Wayne Stiles has never recovered from his travels in the Holy Land. Follow him on Twitter (@WayneStiles) or on his blog at www.waynestiles.com.

No Christian pilgrim who visits Jerusalem misses the Garden of Gethsemane. The small section tourists get to see represents only a portion from the large groves of olive trees that still grace the slopes.

The olive trees open to the public crouch behind the rock walls of the Church of All Nations. Beautifully manicured pathways accent about a dozen ancient trees. These grow behind black handrails to protect the branches from souvenir-snatching visitors.

Today, crowds shuffle through the tiny garden like cattle through the Fort Worth Stockyards. But on the early morning of April 3, AD 33, no Christian would have wanted to be there. In fact, the few who were there scattered like rabbits.

Tradition points to a place at the base of the Mount of Olives as the site where Jesus and his disciples often met. It lies directly in line where the ancient path descended the slope from Bethany.

The name Gethsemane means, “oil press,” and inside a small cave beside the garden archaeologists have uncovered an ancient press. The Byzantines believed this grotto represented the place where Jesus left eight of his disciples while he took three others to pray a short distance away. After asking the three to pray, Jesus walked about a “stone’s throw” further to pray alone (Luke 22:41).



The geography of these events is represented in what we see today. A short distance from the grotto sits the trees of Garden of Gethsemane where Jesus would have left the three. A stone’s throw from these trees stands the beautiful Church of All Nations, which covers the traditional place where Jesus prayed alone in the early morning of his arrest.

Three churches have stood over the site that the Christian community prior to Constantine authenticated by their veneration. The Byzantines constructed between AD 379 and 384what Egeria would refer to as an “elegant church.”

The Crusaders rebuilt the church and expanded it around 1170. Today’s Church of All Nations gets its name from the countries that contributed to its construction between 1919 and 1924. Its facade has a beautiful mosaic that depicts Jesus in prayer. Inside, beautiful paintings and a wrought-iron vine of thorns surround a 10-square-foot mass of limestone, called the “Rock of Agony,” the traditional spot where Jesus prayed.

Beside the church, about a dozen olives trees stand in a small garden, about 50 feet square, with colorful blooms planted to accent the trees and the gravel pathways that surround them.

BiblePlaces.com
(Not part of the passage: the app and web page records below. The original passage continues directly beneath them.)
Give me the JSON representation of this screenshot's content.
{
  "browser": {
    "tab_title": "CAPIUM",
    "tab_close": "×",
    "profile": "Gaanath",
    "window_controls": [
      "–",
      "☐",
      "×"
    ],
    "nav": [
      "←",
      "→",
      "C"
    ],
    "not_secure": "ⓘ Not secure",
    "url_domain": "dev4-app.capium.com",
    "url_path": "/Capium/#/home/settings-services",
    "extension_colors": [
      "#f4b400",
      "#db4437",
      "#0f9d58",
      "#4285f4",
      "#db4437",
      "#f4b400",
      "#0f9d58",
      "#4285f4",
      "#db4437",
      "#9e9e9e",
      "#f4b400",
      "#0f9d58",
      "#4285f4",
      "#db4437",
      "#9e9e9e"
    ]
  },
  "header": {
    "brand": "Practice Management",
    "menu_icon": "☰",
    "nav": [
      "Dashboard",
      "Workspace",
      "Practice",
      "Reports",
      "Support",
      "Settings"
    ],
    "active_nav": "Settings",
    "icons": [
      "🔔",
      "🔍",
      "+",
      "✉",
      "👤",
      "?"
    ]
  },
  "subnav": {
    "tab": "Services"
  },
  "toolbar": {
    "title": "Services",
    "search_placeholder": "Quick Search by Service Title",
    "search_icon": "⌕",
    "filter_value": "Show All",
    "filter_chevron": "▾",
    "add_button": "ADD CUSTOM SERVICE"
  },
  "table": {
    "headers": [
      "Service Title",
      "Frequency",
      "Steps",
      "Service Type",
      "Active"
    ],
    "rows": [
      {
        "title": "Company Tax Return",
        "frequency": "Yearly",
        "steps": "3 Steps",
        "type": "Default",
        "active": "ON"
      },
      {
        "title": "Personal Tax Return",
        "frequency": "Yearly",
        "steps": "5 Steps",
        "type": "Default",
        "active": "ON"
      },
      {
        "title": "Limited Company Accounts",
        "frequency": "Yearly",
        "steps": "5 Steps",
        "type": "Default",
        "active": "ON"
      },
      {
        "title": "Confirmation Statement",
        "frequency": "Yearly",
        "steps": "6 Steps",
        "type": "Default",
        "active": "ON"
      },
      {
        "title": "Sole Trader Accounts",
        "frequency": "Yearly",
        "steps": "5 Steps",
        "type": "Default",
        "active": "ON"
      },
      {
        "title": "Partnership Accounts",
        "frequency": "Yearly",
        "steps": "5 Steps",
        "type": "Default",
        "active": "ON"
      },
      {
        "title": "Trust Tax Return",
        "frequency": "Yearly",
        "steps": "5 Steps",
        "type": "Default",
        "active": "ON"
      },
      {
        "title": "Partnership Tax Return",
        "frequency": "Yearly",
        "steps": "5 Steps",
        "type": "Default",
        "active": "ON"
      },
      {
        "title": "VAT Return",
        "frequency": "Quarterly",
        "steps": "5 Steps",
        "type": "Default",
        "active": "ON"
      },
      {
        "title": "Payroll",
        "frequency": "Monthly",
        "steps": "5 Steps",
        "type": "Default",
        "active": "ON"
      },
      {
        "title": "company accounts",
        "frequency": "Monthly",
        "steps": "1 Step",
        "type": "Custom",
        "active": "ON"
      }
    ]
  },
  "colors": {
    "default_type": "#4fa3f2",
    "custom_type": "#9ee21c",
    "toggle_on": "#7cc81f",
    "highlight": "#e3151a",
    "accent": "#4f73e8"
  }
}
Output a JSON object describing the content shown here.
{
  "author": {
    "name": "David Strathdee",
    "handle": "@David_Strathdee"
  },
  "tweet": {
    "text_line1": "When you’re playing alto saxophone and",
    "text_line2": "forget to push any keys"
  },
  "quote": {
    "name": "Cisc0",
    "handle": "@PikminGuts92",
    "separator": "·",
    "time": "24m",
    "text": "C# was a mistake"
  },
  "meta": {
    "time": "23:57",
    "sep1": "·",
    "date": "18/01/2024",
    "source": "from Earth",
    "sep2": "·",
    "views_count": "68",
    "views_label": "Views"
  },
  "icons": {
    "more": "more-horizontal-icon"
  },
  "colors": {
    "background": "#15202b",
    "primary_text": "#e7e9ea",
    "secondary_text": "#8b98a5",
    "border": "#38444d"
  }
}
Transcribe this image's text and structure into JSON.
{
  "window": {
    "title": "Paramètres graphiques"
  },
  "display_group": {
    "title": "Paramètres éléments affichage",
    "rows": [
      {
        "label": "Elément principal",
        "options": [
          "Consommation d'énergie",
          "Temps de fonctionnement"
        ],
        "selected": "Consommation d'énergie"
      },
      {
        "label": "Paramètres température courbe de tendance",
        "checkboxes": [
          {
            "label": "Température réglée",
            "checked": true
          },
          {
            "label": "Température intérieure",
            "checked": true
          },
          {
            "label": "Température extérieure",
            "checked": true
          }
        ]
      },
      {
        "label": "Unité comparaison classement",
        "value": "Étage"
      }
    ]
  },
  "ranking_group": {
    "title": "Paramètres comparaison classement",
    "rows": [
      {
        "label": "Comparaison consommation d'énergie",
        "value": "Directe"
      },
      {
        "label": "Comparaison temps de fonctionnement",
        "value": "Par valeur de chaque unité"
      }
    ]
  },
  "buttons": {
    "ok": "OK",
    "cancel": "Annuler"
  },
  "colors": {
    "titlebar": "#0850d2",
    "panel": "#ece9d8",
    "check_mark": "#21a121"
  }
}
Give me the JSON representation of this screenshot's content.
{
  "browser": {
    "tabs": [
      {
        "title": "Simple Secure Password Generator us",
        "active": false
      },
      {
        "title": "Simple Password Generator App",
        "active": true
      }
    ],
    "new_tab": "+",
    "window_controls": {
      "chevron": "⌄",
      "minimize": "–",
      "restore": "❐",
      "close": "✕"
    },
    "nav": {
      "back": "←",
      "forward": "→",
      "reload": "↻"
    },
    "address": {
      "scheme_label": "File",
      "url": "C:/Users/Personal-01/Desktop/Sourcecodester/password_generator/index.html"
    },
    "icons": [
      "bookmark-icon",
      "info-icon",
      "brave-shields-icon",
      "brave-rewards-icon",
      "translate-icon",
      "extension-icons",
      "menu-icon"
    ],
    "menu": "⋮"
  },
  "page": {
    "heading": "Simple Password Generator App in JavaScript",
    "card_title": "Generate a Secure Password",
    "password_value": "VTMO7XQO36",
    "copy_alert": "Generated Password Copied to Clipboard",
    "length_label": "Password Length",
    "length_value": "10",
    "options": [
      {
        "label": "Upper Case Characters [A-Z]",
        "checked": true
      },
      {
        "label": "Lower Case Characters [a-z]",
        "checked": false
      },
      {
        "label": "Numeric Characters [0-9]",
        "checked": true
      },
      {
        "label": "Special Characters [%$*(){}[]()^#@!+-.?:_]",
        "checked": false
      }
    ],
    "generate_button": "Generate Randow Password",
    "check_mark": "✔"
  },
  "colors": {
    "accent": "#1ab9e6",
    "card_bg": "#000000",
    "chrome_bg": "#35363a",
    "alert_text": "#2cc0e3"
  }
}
Outside in the garden itself, the massive, gnarled trunks produce new shoots, although the trees themselves are ancient. Olive trees have no rings, so it’s tough to determine their age. However, several olive trees in the Garden of Gethsemane date to about 900 years ago according to a recent three-year study by the National Research Council. The age of these trees coincide with the time the Crusaders came to Jerusalem. However, the roots of the modern trees go back much further—and may represent the offshoots of the trees from the first century.

It’s fairly certain that none of the trees standing today ever beheld Jesus in prayer that fateful night. When Titus’ legions needed wood for campfires and for their siege works against Jerusalem in AD 70, Gethsemane’s olive trees would likely have been the first to go. According to Josephus, the legions camped on the Mount of Olives (War 5:2.3). 

The modest Garden of Gethsemane that visitors see is indeed beautiful. But a more authentic way to experience the garden lies across the street that descends from the Mount of Olives. After securing permission from the priests, one may enter a vast grove of olive trees much more accessible and touchable. Here a visitor can actually sit on the ground and enjoy an unhurried reading of the story from Matthew 26:30-56.

BiblePlaces.com

The last time I was in this part of the garden, I saw an American tourist wearing shorts, a ball cap, and a 35-mm camera. But this man looked different than a typical pilgrim. All alone, he wandered into a corner beside a massive olive tree. Unashamed, he stood there for minutes clinging to a gnarled trunk—and weeping.

Wayne Stiles has never recovered from his travels in the Holy Land. Follow him on Twitter (@WayneStiles) or on his blog at www.waynestiles.com.


Please LIKE our Facebook page - it makes us stronger